The award-winning textile artist, who is also the founder and managing director of the Nike Centre for Art and Culture (formerly the Oshogbo Art Centre) is the one who managed to pack up all 105 paintings, prints, batiks and metal works by the 10 and ship them to Kenya late last year.
Only half that many managed to fit tastefully but tightly into the Nairobi Gallery. But those 50 works are reflective of the creativity and diversity of style of Asile Olatunde, Bisi Fabunmi, Bruce, Jacob Afolabi, Jimoh Buraimoh, Rufus Ogundele, Muraina Oyelami, Twins Seven Seven, Y. Folorunsho and Nike herself.
She was just a young girl when she first met Donovan back in 1967. But as a child bride (and third wife) of the flamboyant troubadour musician and visual artist Twins Seven Seven, Nike was already an artist in her own right.
As a little girl, she had learned to create the traditional indigo-blue adire cloth from her great grandmother. It was Twins, however, who showed her how to translate that talent into marketable batiks which sold well in Nigeria and abroad. They also inspired invitations for her to both exhibit her batiks and also teach other women how to create adire textiles themselves.
Forty-seven years have passed since that first Kenyan-Oshogbo show. Out of the 10, three have passed on, namely Twins Seven Seven, Asiru Olatunde (whose son Florunsho carries on the family’s metal-work tradition) and Rufus Odundele. But the other seven have gone on to become world acclaimed artists who have nurtured world appreciation for contemporary African art.
Probably the best known of the 10 is Bruce. Two of his prints were in the recent Art Auction-East Africa curated by Circle Art Gallery. The other Oshogbo artists whose works went up for this year’s auction were Nike, Twins, Muriana and Rufus.

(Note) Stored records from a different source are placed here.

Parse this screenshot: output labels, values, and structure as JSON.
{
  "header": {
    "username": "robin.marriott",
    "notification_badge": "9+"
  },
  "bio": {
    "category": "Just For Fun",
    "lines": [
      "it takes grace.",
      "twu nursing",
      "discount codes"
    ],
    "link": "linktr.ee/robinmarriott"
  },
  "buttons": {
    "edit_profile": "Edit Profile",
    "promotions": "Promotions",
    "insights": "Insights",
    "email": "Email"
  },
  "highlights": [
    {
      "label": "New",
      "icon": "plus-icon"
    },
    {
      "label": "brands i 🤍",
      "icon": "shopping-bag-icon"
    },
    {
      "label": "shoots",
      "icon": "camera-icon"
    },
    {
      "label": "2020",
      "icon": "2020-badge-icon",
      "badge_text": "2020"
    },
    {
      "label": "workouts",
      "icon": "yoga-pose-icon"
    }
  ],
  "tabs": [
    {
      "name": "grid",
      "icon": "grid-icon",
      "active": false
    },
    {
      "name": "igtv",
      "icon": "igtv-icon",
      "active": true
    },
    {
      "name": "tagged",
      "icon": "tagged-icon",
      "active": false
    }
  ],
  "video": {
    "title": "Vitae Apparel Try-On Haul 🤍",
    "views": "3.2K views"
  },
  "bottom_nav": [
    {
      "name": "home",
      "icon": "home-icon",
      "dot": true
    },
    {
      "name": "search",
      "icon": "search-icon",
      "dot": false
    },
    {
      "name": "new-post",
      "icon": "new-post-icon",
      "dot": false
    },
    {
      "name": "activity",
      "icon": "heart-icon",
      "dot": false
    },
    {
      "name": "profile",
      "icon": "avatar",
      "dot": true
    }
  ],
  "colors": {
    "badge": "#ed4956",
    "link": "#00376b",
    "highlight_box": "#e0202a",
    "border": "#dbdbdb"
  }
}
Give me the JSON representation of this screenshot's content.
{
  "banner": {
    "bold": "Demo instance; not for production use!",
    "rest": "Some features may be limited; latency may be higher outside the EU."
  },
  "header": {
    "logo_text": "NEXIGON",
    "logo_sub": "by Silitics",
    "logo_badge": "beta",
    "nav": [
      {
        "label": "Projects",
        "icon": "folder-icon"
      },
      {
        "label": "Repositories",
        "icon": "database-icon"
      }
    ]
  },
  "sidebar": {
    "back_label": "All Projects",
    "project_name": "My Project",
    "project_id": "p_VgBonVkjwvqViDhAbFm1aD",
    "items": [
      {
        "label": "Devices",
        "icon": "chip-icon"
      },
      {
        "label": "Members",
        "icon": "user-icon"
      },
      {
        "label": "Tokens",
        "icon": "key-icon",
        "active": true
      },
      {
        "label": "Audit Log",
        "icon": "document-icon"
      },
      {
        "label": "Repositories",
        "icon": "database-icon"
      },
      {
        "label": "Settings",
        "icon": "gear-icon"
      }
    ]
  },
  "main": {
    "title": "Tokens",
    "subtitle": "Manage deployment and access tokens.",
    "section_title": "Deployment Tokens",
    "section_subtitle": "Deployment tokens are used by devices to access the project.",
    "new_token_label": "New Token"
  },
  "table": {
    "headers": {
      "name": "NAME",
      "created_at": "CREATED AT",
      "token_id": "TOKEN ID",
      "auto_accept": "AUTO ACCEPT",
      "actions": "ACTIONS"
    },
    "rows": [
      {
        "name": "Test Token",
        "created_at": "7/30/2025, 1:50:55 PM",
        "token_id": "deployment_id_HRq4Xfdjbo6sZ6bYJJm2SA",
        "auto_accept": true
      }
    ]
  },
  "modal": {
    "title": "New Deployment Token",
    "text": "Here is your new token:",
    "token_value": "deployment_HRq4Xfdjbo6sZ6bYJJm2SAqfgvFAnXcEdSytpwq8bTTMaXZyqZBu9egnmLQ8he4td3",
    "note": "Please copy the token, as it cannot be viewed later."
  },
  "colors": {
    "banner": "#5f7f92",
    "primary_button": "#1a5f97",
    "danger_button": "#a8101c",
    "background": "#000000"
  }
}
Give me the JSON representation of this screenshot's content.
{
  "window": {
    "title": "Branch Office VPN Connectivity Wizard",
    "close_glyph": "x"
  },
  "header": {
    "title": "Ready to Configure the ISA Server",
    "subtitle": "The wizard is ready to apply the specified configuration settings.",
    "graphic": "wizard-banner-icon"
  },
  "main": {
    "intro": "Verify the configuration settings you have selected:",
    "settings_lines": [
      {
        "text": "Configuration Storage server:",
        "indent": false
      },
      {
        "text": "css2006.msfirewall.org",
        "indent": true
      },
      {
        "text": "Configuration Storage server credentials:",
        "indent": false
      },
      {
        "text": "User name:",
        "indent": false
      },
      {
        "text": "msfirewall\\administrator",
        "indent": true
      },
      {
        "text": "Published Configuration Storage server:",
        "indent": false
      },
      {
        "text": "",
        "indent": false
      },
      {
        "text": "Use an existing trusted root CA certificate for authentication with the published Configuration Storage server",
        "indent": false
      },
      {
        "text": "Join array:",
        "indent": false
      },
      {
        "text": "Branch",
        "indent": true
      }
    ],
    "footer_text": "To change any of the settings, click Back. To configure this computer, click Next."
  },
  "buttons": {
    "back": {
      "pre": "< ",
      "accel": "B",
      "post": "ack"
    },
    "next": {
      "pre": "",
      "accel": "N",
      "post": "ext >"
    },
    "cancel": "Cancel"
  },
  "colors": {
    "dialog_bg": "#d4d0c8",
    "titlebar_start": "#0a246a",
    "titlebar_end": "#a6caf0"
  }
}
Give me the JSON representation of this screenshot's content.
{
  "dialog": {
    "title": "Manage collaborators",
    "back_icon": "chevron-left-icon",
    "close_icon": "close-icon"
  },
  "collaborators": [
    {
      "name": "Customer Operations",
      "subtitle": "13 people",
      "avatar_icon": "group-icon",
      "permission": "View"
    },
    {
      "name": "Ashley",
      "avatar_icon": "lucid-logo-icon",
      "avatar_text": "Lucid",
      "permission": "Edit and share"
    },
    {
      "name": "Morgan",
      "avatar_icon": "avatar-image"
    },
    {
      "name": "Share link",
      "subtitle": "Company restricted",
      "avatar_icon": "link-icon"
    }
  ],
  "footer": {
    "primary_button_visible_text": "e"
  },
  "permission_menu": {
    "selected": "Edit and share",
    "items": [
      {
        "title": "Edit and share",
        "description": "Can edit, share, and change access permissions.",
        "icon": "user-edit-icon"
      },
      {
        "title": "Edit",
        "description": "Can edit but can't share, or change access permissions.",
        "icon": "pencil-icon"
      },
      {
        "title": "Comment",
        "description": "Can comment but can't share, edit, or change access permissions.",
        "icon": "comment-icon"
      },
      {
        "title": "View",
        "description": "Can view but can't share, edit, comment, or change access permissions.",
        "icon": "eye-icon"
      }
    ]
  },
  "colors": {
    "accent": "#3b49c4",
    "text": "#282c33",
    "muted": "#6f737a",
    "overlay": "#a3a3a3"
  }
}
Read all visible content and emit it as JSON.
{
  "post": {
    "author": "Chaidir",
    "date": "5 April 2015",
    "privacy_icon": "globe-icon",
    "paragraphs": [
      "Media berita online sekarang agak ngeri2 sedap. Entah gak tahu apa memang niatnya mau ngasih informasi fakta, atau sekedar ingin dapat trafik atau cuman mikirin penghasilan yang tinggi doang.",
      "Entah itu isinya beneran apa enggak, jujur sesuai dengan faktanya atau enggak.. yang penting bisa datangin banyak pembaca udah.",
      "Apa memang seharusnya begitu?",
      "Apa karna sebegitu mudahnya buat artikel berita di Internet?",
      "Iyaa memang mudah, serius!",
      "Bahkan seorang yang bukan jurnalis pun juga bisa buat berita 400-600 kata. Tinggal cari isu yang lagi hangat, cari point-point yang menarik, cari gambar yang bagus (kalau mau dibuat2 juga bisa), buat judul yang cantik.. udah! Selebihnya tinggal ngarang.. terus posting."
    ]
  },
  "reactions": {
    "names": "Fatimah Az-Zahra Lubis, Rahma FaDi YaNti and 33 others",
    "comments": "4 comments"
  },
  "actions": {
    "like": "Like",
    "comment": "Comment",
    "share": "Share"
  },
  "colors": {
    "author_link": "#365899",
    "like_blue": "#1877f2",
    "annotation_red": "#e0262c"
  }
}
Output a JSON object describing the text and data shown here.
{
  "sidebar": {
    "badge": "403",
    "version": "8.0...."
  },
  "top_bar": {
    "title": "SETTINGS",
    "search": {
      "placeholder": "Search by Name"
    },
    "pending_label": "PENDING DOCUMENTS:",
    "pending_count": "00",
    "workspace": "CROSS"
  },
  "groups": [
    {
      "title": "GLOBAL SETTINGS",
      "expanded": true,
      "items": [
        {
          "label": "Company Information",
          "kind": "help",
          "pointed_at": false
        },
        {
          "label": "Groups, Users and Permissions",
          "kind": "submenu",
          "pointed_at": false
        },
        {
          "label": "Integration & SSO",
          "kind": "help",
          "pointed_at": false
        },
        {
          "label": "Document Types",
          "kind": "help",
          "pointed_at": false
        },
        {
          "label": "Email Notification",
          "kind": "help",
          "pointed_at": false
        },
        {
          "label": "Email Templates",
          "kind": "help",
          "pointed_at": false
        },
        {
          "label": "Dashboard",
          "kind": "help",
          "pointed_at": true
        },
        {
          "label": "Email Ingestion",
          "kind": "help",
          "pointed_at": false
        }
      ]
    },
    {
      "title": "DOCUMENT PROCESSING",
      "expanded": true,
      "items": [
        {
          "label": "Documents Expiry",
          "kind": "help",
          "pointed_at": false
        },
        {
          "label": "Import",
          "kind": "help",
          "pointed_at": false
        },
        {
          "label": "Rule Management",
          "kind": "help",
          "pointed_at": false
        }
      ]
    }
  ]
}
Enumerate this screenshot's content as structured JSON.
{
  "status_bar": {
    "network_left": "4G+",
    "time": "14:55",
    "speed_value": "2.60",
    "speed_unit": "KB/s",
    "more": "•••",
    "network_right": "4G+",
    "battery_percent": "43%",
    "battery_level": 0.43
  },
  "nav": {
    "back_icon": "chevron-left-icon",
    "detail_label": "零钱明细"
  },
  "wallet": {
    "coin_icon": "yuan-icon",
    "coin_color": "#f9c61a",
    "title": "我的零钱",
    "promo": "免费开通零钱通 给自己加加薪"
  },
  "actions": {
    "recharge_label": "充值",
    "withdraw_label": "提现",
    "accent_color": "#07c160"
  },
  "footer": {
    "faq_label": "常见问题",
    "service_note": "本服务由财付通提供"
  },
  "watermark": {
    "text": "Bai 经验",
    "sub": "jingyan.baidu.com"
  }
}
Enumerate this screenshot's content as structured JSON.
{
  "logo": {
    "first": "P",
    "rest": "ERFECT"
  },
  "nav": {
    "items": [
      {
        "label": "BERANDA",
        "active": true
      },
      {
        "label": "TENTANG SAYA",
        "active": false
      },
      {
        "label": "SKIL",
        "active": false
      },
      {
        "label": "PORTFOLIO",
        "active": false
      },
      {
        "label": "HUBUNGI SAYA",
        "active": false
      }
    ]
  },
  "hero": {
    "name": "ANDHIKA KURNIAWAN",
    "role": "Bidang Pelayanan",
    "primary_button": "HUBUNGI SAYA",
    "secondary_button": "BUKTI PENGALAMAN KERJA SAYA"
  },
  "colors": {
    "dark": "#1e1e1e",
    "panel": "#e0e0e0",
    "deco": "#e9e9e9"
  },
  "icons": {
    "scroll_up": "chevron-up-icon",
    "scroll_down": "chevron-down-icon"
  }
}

All their works sold well at the Auction. They are also for sale at the gallery.
The exhibition will run through June.